WORK TO BE COMPLETED » Print the data exactly. Pictures stay out.

[Web page and app entries]
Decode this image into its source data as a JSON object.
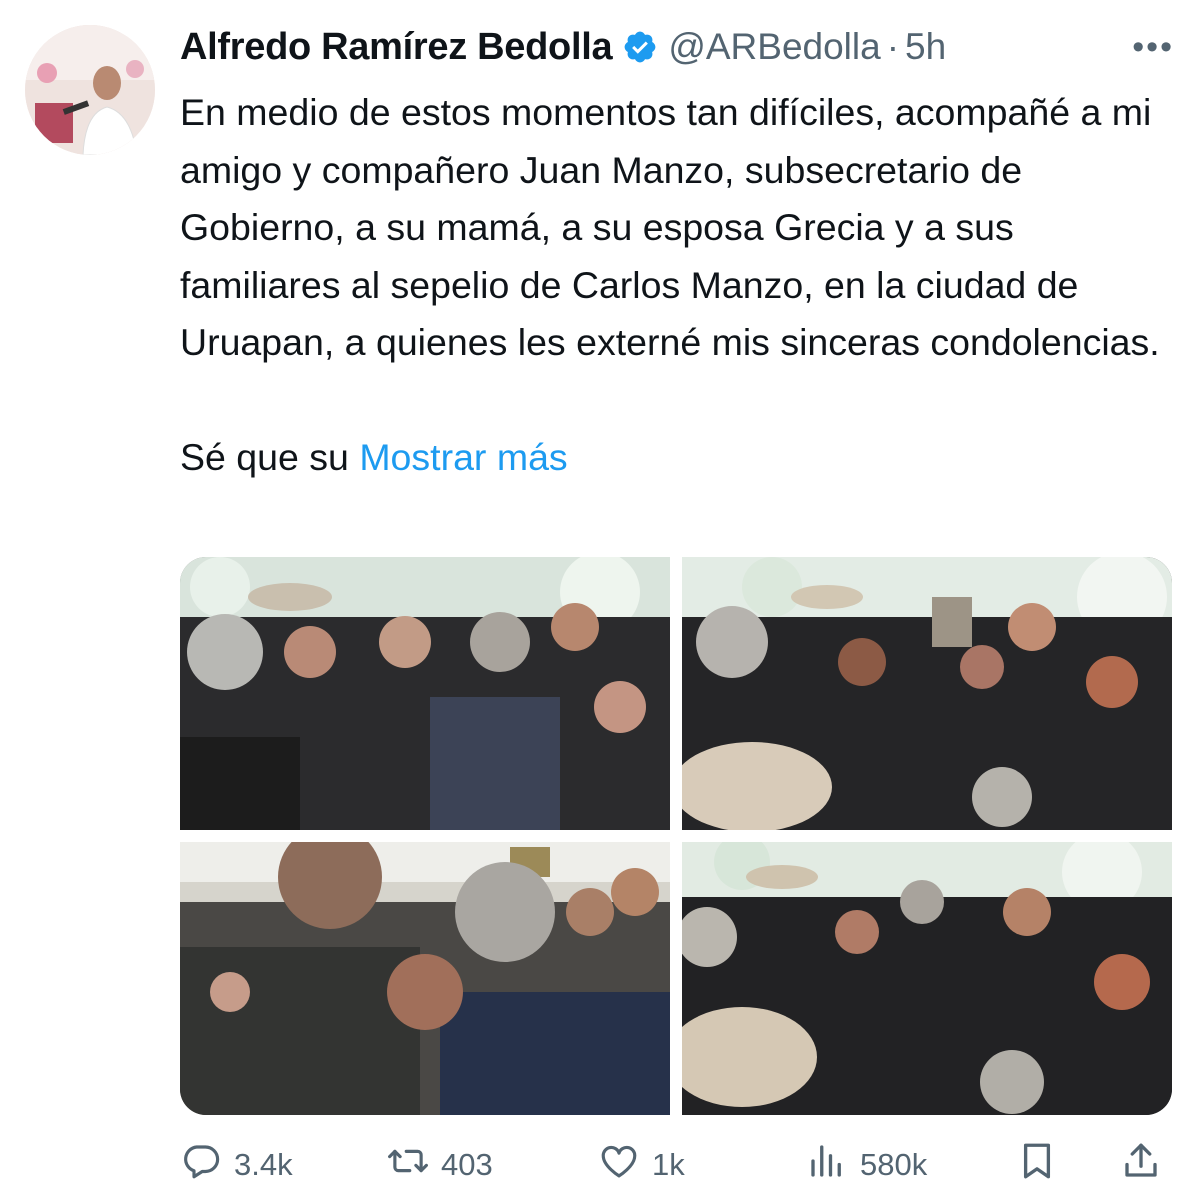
{
  "tweet": {
    "author_name": "Alfredo Ramírez Bedolla",
    "handle": "@ARBedolla",
    "separator": "·",
    "time": "5h",
    "more_label": "•••",
    "text_paragraph_1": "En medio de estos momentos tan difíciles, acompañé a mi amigo y compañero Juan Manzo, subsecretario de Gobierno, a su mamá, a su esposa Grecia y a sus familiares al sepelio de Carlos Manzo, en la ciudad de Uruapan, a quienes les externé mis sinceras condolencias.",
    "text_paragraph_2": "Sé que su",
    "show_more_label": "Mostrar más"
  },
  "actions": {
    "replies": "3.4k",
    "reposts": "403",
    "likes": "1k",
    "views": "580k"
  },
  "icons": {
    "verified": "verified-badge-icon",
    "reply": "reply-icon",
    "repost": "repost-icon",
    "like": "heart-icon",
    "views": "views-icon",
    "bookmark": "bookmark-icon",
    "share": "share-icon"
  },
  "colors": {
    "accent": "#1d9bf0",
    "text": "#0f1419",
    "secondary": "#536471"
  }
}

EXPECTED ANSWER »
Decode this image into its source data as a JSON object.
{
  "tweet": {
    "author_name": "Alfredo Ramírez Bedolla",
    "handle": "@ARBedolla",
    "separator": "·",
    "time": "5h",
    "more_label": "•••",
    "text_paragraph_1": "En medio de estos momentos tan difíciles, acompañé a mi amigo y compañero Juan Manzo, subsecretario de Gobierno, a su mamá, a su esposa Grecia y a sus familiares al sepelio de Carlos Manzo, en la ciudad de Uruapan, a quienes les externé mis sinceras condolencias.",
    "text_paragraph_2": "Sé que su",
    "show_more_label": "Mostrar más"
  },
  "actions": {
    "replies": "3.4k",
    "reposts": "403",
    "likes": "1k",
    "views": "580k"
  },
  "icons": {
    "verified": "verified-badge-icon",
    "reply": "reply-icon",
    "repost": "repost-icon",
    "like": "heart-icon",
    "views": "views-icon",
    "bookmark": "bookmark-icon",
    "share": "share-icon"
  },
  "colors": {
    "accent": "#1d9bf0",
    "text": "#0f1419",
    "secondary": "#536471"
  }
}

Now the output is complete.